In arguing for the so-called “Paycheck Fairness Act,” one national group is calling out Texas for its supposed inequality.
“According to a recent analysis by the National Partnership, Texas women who work full time are paid just 80 cents for every dollar paid to men, amounting to a difference of $8,355 each year,” claims Debra Ness of the National Partnership for Women & Families. “Women of color experience even greater disparities: African American women in Texas are paid just 76 cents for every dollar paid to all men ($10,017 less per year), and Latinas are paid just 58 cents for every dollar paid to all men ($17,851 less per year).”
She does an admirable job of putting these figures into terms many can relate to.
“Our analysis shows that if the wage gap were eliminated, an employed woman in Texas would have enough money each year for approximately: 77 more weeks of food (1.5 years’ worth); six more months of mortgage and utilities payments; 10 more months of rent; 22 more months of family health insurance premiums (1.9 years’ worth); or 2,178 additional gallons of gas,” she contends.
But wait. America already has laws ensuring women receive equal pay. One of those laws is the Lilly Ledbetter Act, the very first piece of legislation President Barack Obama signed when he took office.

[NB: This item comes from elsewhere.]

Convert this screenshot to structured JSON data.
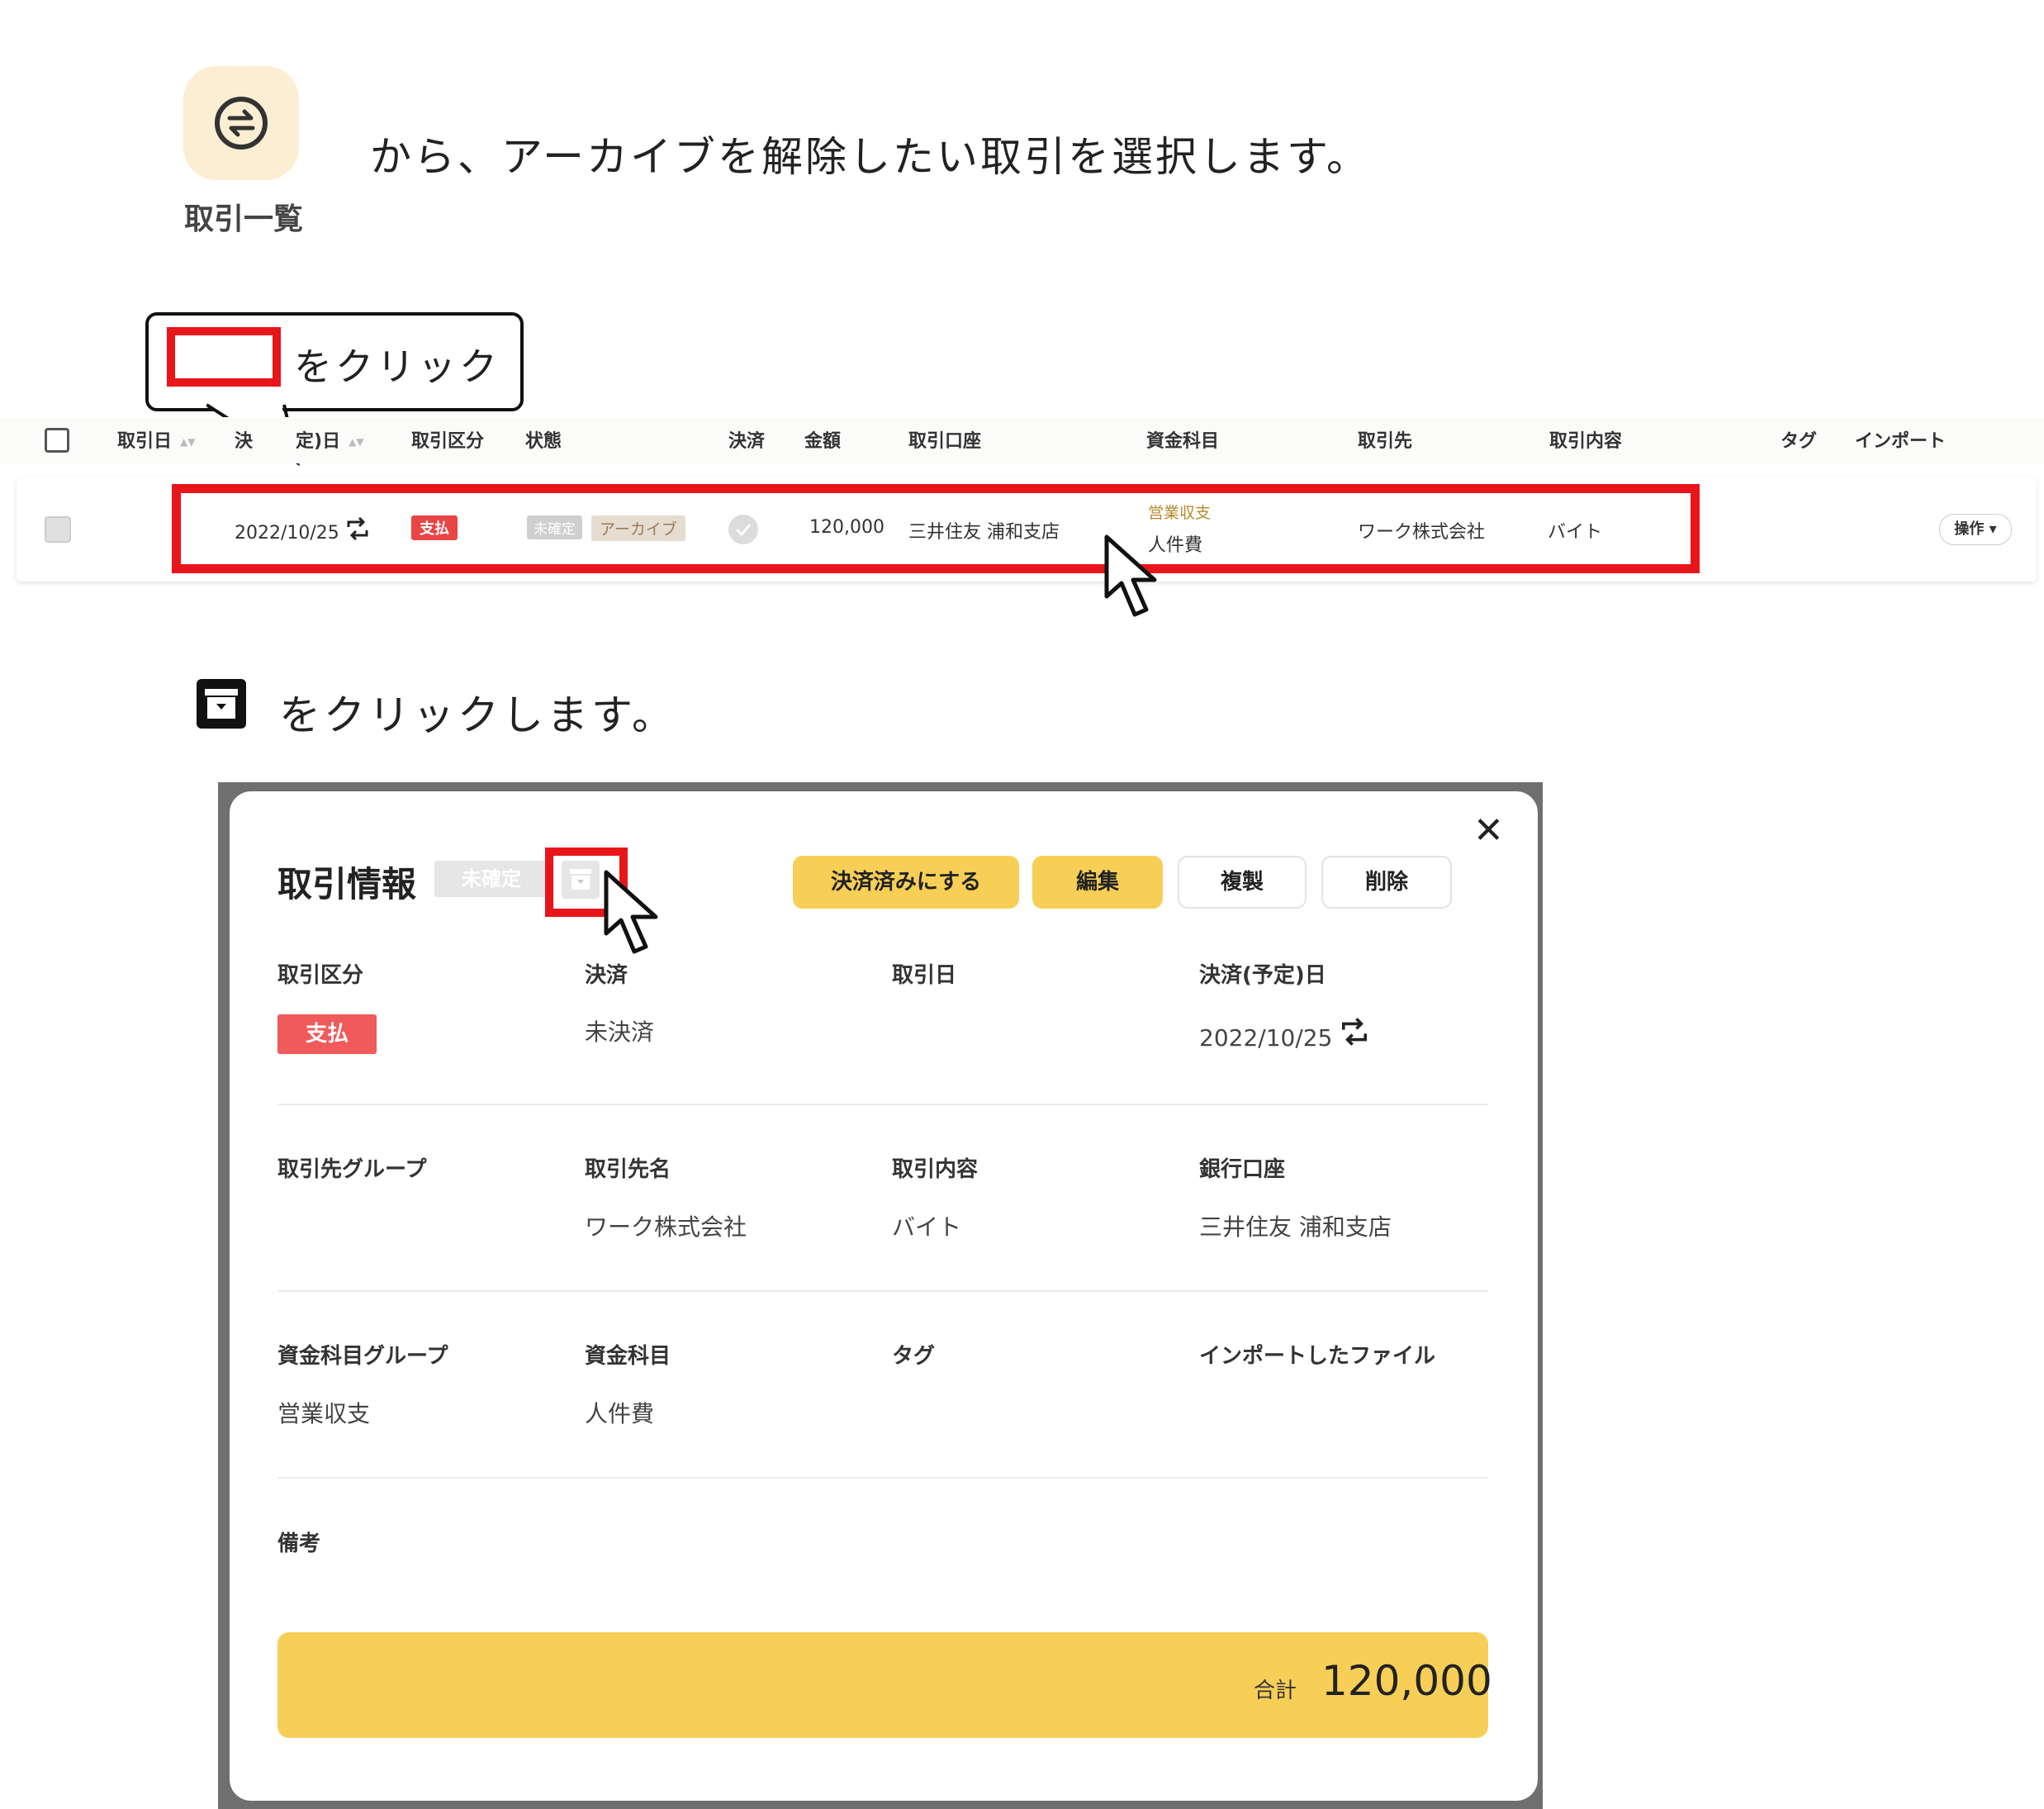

“It is fitting that with the very first bill I sign — the Lilly Ledbetter Fair Pay Act — we are upholding one of this nation’s first principles: that we are all created equal and each deserve a chance to pursue our own version of happiness,” he said on Jan. 29, 2009.
He continued to praise the law (and himself) for months afterwards.
“We passed the Lilly Ledbetter Fair Pay Act — the first bill I signed — so that equal pay for equal work is a reality all across this country,” Obama said in June 2009.
And in 2011, he said “Change is the very first bill I signed, the Lilly Ledbetter Fair Pay Act, which says in this country an equal day’s work gets an equal day’s pay.”
There’s also the Equal Pay Act of 1963, which also outlaws unequal pay.
Even the Department of Labor warns that the issue isn’t as clear-cut as the Democrats portray it; there are reasons for any apparent “paycheck gap.”
A study in 2007 showed that for example, more men have blue-collar, hourly jobs that pay overtime; women predominate in white-collar, salary jobs that don’t.
The study reached the “unambiguous conclusion that the differences in the compensation of men and women are the result of a multitude of factors and that the raw wage gap should not be used as the basis to justify corrective action. Indeed, there may be nothing to correct.”
What’s more, the Democrats are particularly vulnerable on this issue — because they’re not immune to those same factors.
“A group of Democratic female senators on Wednesday declared war on the so-called ‘gender pay gap,’ urging their colleagues to pass the aptly named Paycheck Fairness Act when Congress returns from recess next month. However, a substantial gender pay gap exists in their own offices, a Washington Free Beacon analysis of Senate salary data reveals,” that newspaper reported last week.
The “war on women” mantra is getting old. And it’s simply not true.